Bottom Line: It has been hypothesized that conserved histidines in the class II fusion protein E of these viruses function as molecular switches and, by their protonation, control the fusion process.Using the mutational analysis of recombinant subviral particles of tick-borne encephalitis virus, we provide direct experimental evidence that the initiation of fusion is crucially dependent on the protonation of one of the conserved histidines (His323) at the interface between domains I and III of E, leading to the dissolution of domain interactions and to the exposure of the fusion peptide.Conserved histidines located outside this critical interface were found to be completely dispensable for triggering fusion.

View Article: PubMed Central - PubMed

Affiliation: Institute of Virology, Medical University of Vienna, 1095 Vienna, Austria.

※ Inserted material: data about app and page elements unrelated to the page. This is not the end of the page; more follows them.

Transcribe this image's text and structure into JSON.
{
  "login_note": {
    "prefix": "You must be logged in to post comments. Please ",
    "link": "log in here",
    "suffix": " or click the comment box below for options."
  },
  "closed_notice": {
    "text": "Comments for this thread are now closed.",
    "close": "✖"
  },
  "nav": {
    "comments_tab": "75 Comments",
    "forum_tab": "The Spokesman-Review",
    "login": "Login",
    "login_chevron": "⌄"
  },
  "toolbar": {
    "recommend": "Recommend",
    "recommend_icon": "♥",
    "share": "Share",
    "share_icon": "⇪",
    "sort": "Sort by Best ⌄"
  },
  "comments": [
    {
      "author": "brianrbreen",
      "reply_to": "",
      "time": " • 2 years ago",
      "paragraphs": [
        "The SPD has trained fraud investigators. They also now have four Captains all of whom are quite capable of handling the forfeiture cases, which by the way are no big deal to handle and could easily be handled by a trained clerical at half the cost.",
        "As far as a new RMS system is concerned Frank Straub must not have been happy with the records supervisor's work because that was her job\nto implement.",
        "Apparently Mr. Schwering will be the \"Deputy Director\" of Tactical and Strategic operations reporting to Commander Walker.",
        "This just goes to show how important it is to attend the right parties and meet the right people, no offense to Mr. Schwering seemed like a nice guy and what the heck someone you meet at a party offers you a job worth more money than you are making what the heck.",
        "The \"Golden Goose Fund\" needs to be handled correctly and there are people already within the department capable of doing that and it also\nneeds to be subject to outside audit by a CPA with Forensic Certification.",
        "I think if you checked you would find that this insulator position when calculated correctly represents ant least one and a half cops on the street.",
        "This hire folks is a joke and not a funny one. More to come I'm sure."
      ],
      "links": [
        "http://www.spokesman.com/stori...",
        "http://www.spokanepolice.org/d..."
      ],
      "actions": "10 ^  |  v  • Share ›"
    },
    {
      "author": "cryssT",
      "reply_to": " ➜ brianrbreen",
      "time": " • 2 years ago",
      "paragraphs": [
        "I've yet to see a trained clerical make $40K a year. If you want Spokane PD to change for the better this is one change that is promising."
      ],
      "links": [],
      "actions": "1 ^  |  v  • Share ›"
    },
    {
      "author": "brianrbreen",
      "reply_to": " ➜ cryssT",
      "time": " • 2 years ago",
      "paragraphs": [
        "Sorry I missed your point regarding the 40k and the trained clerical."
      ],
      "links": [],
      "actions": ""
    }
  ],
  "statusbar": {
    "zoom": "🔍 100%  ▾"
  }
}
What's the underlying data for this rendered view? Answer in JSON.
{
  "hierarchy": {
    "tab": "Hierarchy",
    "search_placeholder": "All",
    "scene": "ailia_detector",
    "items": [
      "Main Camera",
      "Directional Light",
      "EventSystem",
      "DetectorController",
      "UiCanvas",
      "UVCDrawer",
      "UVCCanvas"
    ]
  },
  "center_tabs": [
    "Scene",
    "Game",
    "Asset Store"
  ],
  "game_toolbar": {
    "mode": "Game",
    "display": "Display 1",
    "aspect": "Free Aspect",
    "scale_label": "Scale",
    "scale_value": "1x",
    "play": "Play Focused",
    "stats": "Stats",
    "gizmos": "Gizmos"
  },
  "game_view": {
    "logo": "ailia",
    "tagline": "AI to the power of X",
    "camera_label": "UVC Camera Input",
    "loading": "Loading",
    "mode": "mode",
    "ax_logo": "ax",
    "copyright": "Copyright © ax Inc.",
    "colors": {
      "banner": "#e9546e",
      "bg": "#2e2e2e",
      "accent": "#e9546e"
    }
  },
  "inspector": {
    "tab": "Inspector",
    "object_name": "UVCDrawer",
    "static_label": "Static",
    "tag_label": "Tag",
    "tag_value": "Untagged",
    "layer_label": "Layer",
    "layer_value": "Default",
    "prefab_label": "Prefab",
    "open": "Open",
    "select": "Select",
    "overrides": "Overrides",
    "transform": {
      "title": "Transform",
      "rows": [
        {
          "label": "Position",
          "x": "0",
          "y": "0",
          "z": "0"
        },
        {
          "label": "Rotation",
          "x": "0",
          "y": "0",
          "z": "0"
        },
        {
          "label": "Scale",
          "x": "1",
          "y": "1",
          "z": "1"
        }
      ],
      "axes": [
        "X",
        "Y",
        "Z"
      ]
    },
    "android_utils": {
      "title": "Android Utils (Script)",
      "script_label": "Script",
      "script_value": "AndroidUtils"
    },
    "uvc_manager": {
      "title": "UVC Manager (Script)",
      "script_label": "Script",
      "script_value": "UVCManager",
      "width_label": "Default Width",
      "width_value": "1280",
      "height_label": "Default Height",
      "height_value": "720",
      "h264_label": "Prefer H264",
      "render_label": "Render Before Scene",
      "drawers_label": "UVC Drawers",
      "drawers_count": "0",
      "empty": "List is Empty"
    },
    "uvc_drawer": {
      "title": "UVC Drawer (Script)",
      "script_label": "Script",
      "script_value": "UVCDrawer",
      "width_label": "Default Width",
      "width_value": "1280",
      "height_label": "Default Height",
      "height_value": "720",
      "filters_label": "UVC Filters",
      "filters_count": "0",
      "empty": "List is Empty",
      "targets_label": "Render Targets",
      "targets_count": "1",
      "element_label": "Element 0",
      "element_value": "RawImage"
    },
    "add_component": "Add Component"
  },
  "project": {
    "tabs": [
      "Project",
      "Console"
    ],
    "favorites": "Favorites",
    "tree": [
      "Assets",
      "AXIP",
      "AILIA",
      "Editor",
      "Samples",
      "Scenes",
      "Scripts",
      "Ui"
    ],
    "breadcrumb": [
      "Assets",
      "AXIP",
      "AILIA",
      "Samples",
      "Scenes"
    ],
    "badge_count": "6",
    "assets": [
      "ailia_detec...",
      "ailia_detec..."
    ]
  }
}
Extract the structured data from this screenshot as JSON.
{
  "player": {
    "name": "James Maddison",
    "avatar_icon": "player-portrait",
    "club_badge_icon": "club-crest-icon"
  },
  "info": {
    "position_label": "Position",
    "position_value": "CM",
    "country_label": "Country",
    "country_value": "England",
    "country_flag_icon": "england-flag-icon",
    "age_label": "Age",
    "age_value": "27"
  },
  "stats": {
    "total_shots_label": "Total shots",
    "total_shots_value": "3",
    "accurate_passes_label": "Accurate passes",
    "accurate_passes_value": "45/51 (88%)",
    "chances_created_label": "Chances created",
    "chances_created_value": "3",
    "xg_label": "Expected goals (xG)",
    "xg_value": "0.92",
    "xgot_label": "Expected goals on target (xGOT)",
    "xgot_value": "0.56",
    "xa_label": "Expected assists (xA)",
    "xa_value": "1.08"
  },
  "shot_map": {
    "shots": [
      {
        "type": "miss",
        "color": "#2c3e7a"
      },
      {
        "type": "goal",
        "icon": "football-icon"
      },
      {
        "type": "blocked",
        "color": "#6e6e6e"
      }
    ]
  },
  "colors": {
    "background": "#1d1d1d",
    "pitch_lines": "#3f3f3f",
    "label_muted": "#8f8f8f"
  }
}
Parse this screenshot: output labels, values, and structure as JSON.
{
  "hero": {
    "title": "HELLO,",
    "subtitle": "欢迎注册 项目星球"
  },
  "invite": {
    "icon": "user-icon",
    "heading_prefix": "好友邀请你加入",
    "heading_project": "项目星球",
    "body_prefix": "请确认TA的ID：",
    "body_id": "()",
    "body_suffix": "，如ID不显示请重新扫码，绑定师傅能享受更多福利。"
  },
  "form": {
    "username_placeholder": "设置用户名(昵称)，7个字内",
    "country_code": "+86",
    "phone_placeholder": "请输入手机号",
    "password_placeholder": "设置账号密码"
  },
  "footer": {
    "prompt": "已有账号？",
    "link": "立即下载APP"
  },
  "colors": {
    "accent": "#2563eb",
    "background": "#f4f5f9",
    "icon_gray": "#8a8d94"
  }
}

ABSTRACT
The flavivirus membrane fusion machinery, like that of many other enveloped viruses, is triggered by the acidic pH in endosomes after virus uptake by receptor-mediated endocytosis. It has been hypothesized that conserved histidines in the class II fusion protein E of these viruses function as molecular switches and, by their protonation, control the fusion process. Using the mutational analysis of recombinant subviral particles of tick-borne encephalitis virus, we provide direct experimental evidence that the initiation of fusion is crucially dependent on the protonation of one of the conserved histidines (His323) at the interface between domains I and III of E, leading to the dissolution of domain interactions and to the exposure of the fusion peptide. Conserved histidines located outside this critical interface were found to be completely dispensable for triggering fusion.

Show MeSH
Related in: MedlinePlus